Look through the material below and return every line that contains "this".

━━━━━ Input ━━━━━

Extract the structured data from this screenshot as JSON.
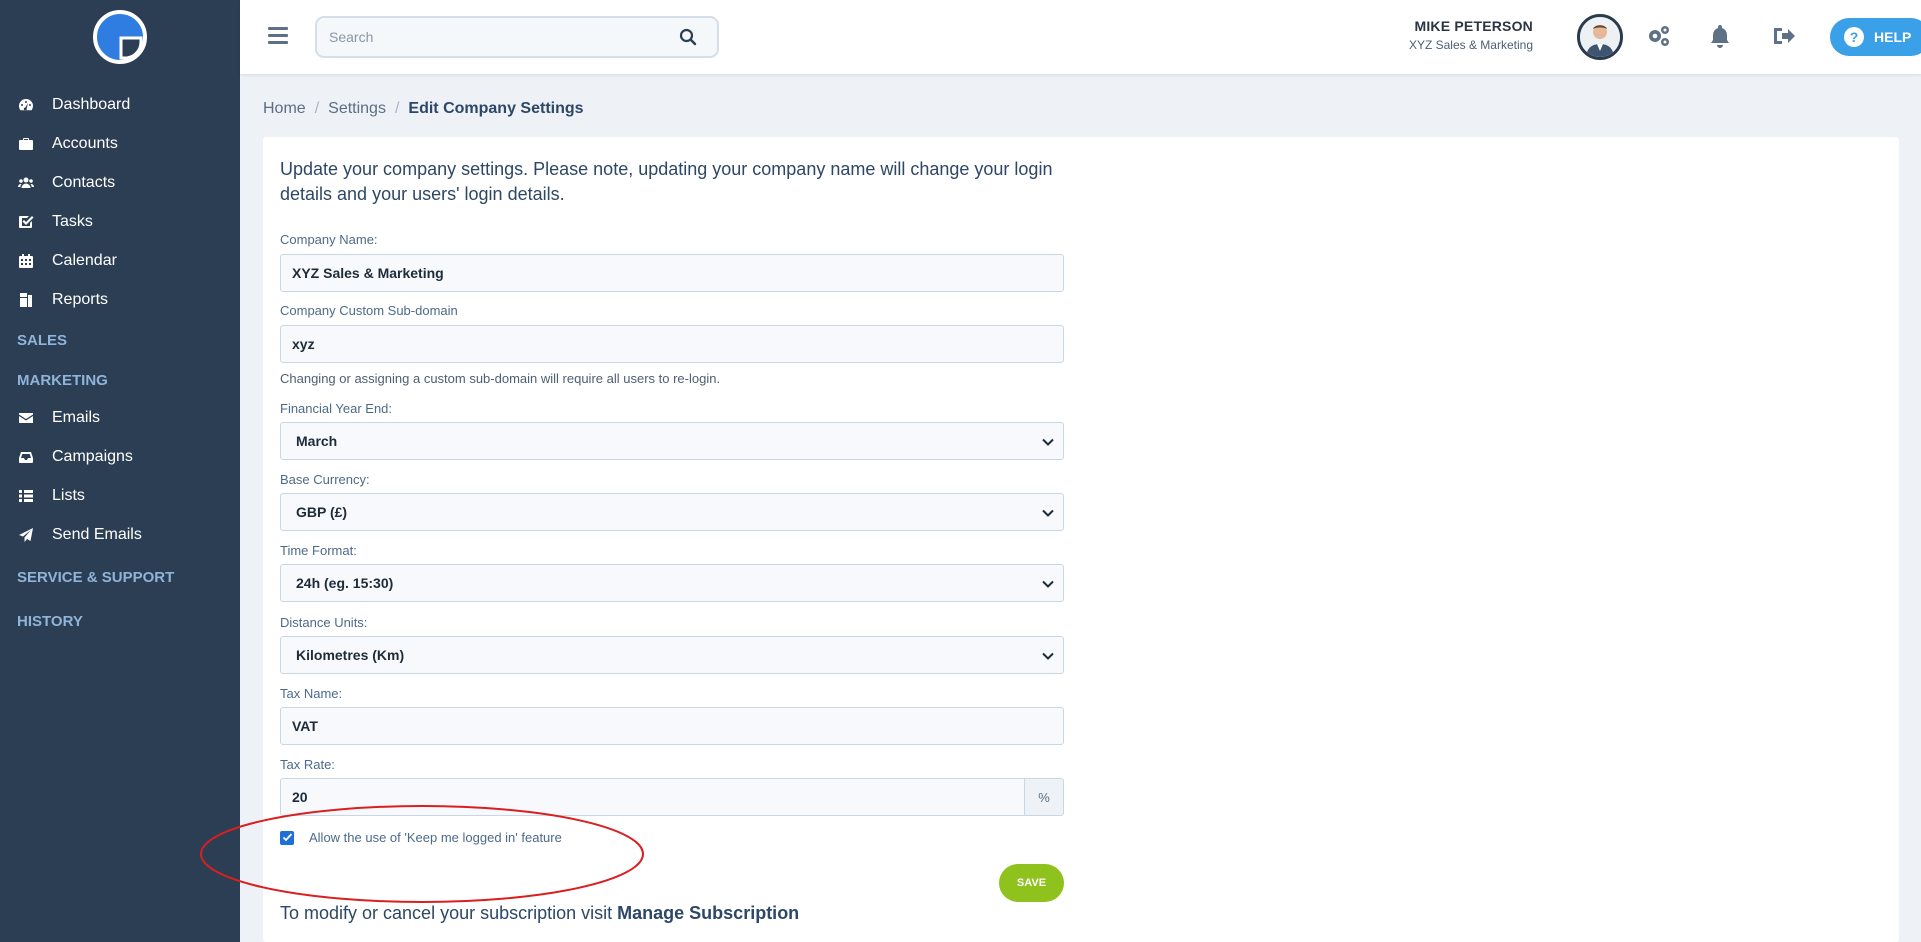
{
  "sidebar": {
    "items": [
      {
        "label": "Dashboard",
        "icon": "tachometer-icon"
      },
      {
        "label": "Accounts",
        "icon": "briefcase-icon"
      },
      {
        "label": "Contacts",
        "icon": "users-icon"
      },
      {
        "label": "Tasks",
        "icon": "check-square-icon"
      },
      {
        "label": "Calendar",
        "icon": "calendar-icon"
      },
      {
        "label": "Reports",
        "icon": "files-icon"
      }
    ],
    "section_sales": "SALES",
    "section_marketing": "MARKETING",
    "marketing_items": [
      {
        "label": "Emails",
        "icon": "envelope-icon"
      },
      {
        "label": "Campaigns",
        "icon": "inbox-icon"
      },
      {
        "label": "Lists",
        "icon": "list-icon"
      },
      {
        "label": "Send Emails",
        "icon": "paper-plane-icon"
      }
    ],
    "section_service": "SERVICE & SUPPORT",
    "section_history": "HISTORY"
  },
  "header": {
    "search_placeholder": "Search",
    "user_name": "MIKE PETERSON",
    "user_company": "XYZ Sales & Marketing",
    "help_label": "HELP"
  },
  "breadcrumb": {
    "home": "Home",
    "settings": "Settings",
    "current": "Edit Company Settings"
  },
  "form": {
    "intro": "Update your company settings. Please note, updating your company name will change your login details and your users' login details.",
    "company_name_label": "Company Name:",
    "company_name_value": "XYZ Sales & Marketing",
    "subdomain_label": "Company Custom Sub-domain",
    "subdomain_value": "xyz",
    "subdomain_hint": "Changing or assigning a custom sub-domain will require all users to re-login.",
    "fy_end_label": "Financial Year End:",
    "fy_end_value": "March",
    "currency_label": "Base Currency:",
    "currency_value": "GBP (£)",
    "time_format_label": "Time Format:",
    "time_format_value": "24h (eg. 15:30)",
    "distance_label": "Distance Units:",
    "distance_value": "Kilometres (Km)",
    "tax_name_label": "Tax Name:",
    "tax_name_value": "VAT",
    "tax_rate_label": "Tax Rate:",
    "tax_rate_value": "20",
    "tax_rate_unit": "%",
    "keep_logged_in_label": "Allow the use of 'Keep me logged in' feature",
    "keep_logged_in_checked": true,
    "save_label": "SAVE",
    "subscription_text": "To modify or cancel your subscription visit",
    "subscription_link": "Manage Subscription"
  },
  "colors": {
    "sidebar_bg": "#2c3e53",
    "accent_blue": "#3aa0e8",
    "save_green": "#8fc21d",
    "annotation_red": "#d91f1f"
  }
}
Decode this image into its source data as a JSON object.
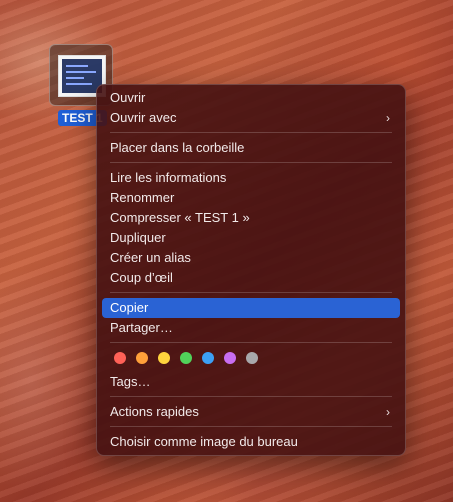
{
  "desktop_file": {
    "name": "TEST 1"
  },
  "context_menu": {
    "open": "Ouvrir",
    "open_with": "Ouvrir avec",
    "move_to_trash": "Placer dans la corbeille",
    "get_info": "Lire les informations",
    "rename": "Renommer",
    "compress": "Compresser « TEST 1 »",
    "duplicate": "Dupliquer",
    "make_alias": "Créer un alias",
    "quick_look": "Coup d’œil",
    "copy": "Copier",
    "share": "Partager…",
    "tags": "Tags…",
    "quick_actions": "Actions rapides",
    "set_desktop_picture": "Choisir comme image du bureau",
    "submenu_icon": "chevron-right-icon",
    "highlighted_item": "Copier",
    "tag_colors": [
      "#ff6157",
      "#ffa03a",
      "#ffd33d",
      "#51d25a",
      "#3ca0f5",
      "#c86ef0",
      "#a8a8ab"
    ]
  }
}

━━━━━

Written solution
Extract the structured data from this screenshot as JSON.
Decode this image into its source data as a JSON object.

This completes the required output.